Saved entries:
────────────────

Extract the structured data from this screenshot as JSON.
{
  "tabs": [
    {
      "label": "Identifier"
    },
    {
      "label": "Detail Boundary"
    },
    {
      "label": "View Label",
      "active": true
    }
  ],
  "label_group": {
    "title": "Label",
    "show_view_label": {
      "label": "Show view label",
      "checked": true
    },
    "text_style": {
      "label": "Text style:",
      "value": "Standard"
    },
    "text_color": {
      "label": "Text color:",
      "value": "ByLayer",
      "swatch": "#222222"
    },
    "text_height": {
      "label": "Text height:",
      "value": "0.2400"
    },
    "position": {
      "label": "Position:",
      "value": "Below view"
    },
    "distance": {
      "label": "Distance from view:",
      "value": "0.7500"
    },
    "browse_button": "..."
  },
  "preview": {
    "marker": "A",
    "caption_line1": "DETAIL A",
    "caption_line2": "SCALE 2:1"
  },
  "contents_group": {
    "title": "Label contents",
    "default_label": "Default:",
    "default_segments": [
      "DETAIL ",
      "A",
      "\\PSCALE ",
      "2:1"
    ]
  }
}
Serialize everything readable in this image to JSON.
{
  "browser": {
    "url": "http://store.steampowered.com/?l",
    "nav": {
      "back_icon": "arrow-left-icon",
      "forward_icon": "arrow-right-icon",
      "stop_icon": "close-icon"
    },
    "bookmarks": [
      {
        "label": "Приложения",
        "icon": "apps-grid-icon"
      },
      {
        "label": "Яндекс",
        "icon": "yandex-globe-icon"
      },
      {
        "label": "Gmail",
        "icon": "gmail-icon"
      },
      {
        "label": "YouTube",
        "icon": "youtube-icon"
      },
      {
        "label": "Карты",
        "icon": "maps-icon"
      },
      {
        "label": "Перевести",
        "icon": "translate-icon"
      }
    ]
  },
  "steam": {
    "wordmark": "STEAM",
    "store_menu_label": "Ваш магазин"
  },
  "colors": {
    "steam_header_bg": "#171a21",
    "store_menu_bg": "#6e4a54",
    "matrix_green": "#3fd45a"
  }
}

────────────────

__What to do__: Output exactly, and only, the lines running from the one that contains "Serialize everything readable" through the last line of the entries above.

__Written solution__:
Serialize everything readable in this image to JSON.
{
  "browser": {
    "url": "http://store.steampowered.com/?l",
    "nav": {
      "back_icon": "arrow-left-icon",
      "forward_icon": "arrow-right-icon",
      "stop_icon": "close-icon"
    },
    "bookmarks": [
      {
        "label": "Приложения",
        "icon": "apps-grid-icon"
      },
      {
        "label": "Яндекс",
        "icon": "yandex-globe-icon"
      },
      {
        "label": "Gmail",
        "icon": "gmail-icon"
      },
      {
        "label": "YouTube",
        "icon": "youtube-icon"
      },
      {
        "label": "Карты",
        "icon": "maps-icon"
      },
      {
        "label": "Перевести",
        "icon": "translate-icon"
      }
    ]
  },
  "steam": {
    "wordmark": "STEAM",
    "store_menu_label": "Ваш магазин"
  },
  "colors": {
    "steam_header_bg": "#171a21",
    "store_menu_bg": "#6e4a54",
    "matrix_green": "#3fd45a"
  }
}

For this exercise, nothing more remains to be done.